• _DATA EXTRACTS_:
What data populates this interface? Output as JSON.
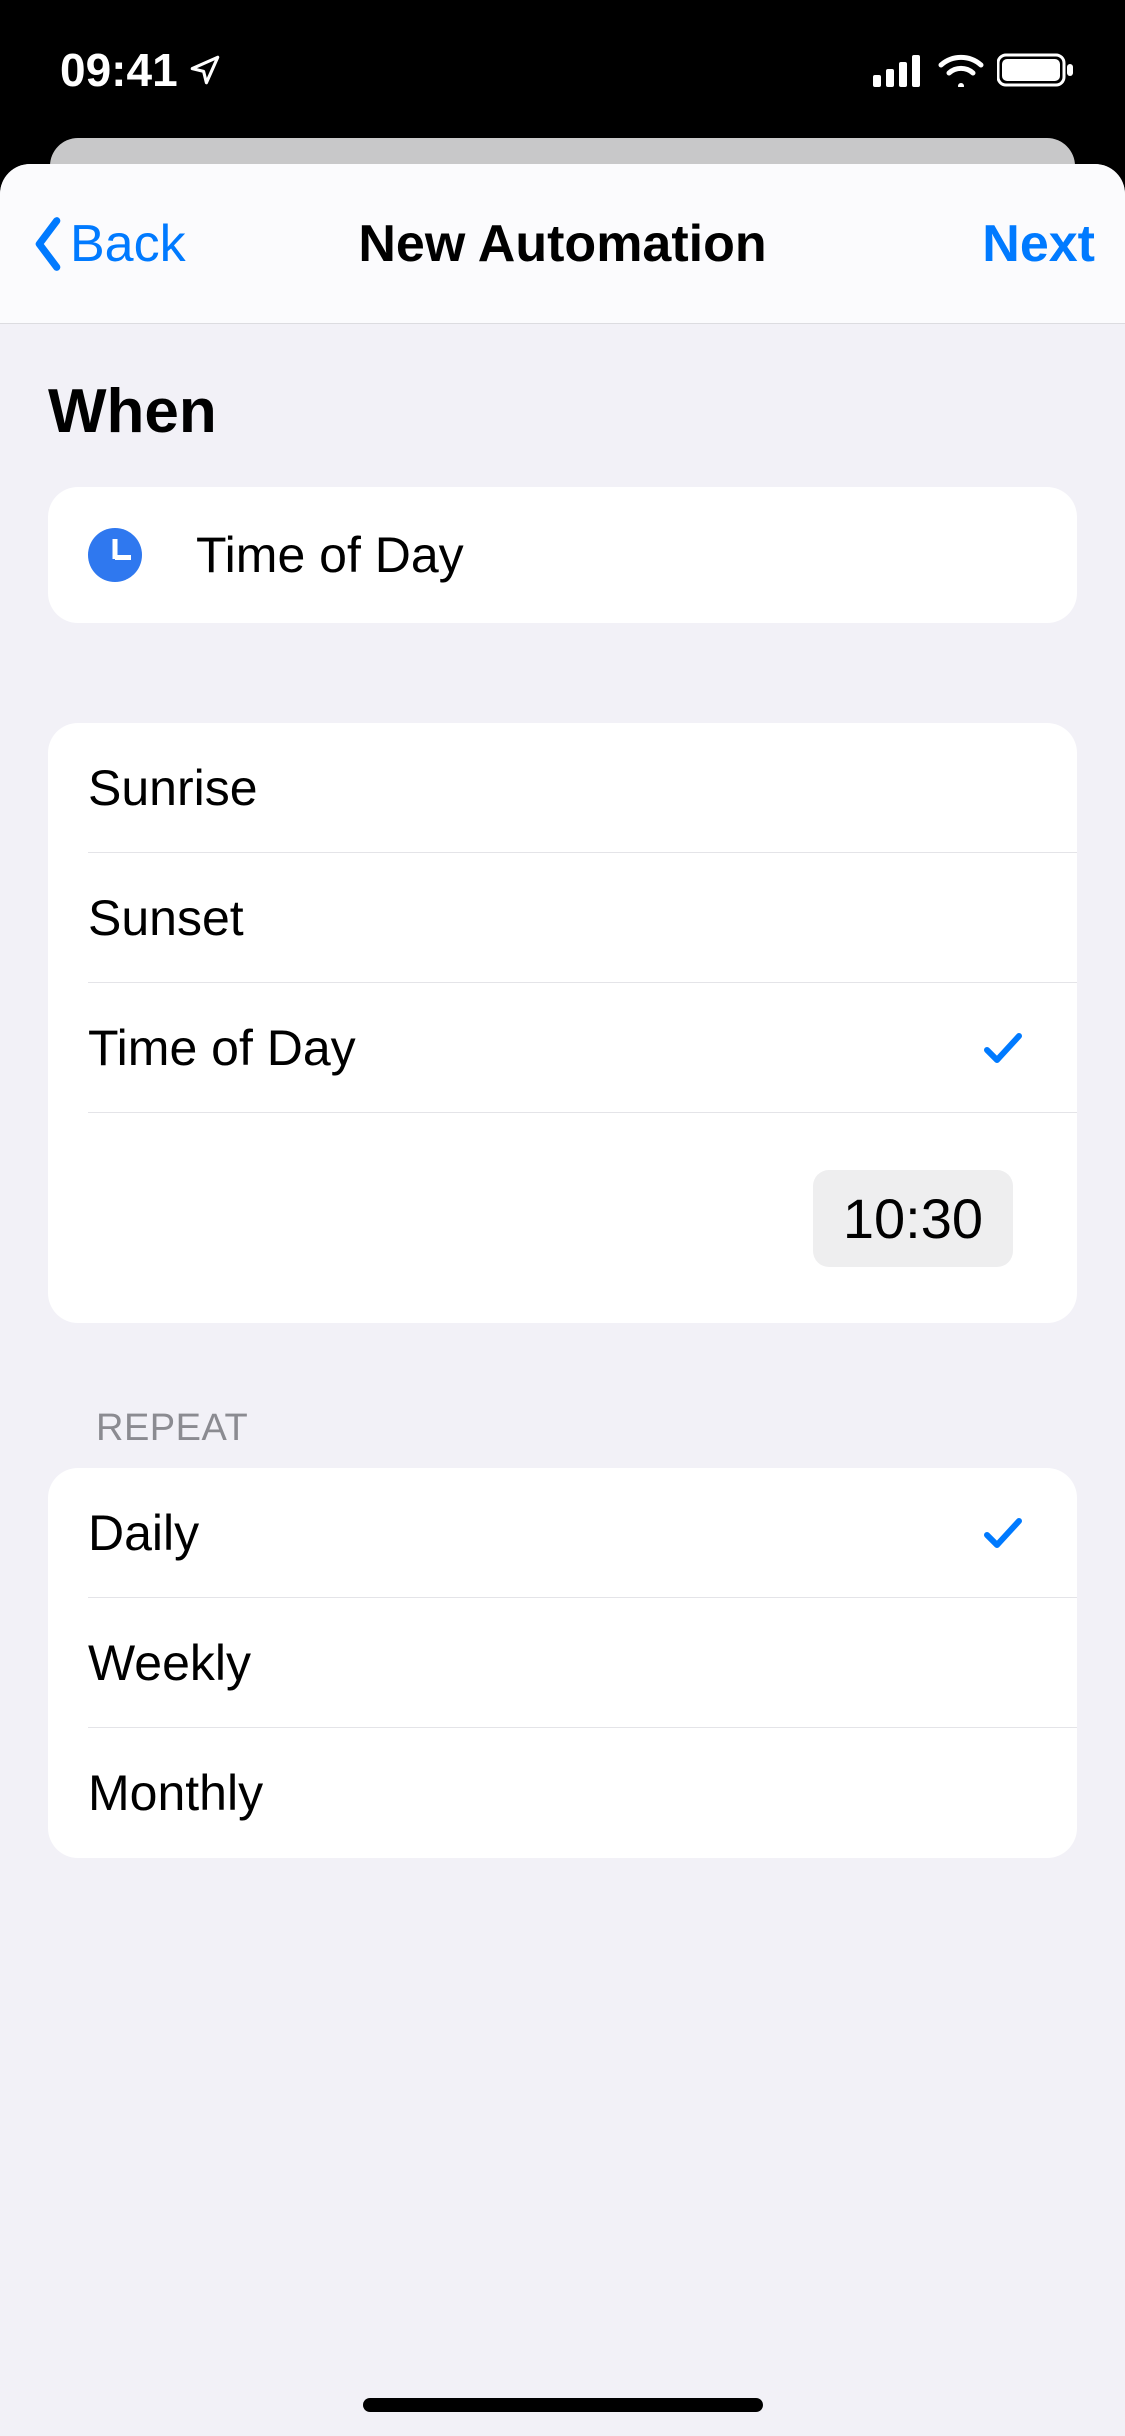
{
  "status": {
    "time": "09:41"
  },
  "nav": {
    "back": "Back",
    "title": "New Automation",
    "next": "Next"
  },
  "when": {
    "heading": "When",
    "trigger_label": "Time of Day",
    "options": {
      "sunrise": "Sunrise",
      "sunset": "Sunset",
      "time_of_day": "Time of Day"
    },
    "selected_time": "10:30"
  },
  "repeat": {
    "header": "REPEAT",
    "options": {
      "daily": "Daily",
      "weekly": "Weekly",
      "monthly": "Monthly"
    }
  }
}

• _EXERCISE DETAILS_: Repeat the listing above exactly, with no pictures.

• _THE ANSWER_:
What data populates this interface? Output as JSON.
{
  "status": {
    "time": "09:41"
  },
  "nav": {
    "back": "Back",
    "title": "New Automation",
    "next": "Next"
  },
  "when": {
    "heading": "When",
    "trigger_label": "Time of Day",
    "options": {
      "sunrise": "Sunrise",
      "sunset": "Sunset",
      "time_of_day": "Time of Day"
    },
    "selected_time": "10:30"
  },
  "repeat": {
    "header": "REPEAT",
    "options": {
      "daily": "Daily",
      "weekly": "Weekly",
      "monthly": "Monthly"
    }
  }
}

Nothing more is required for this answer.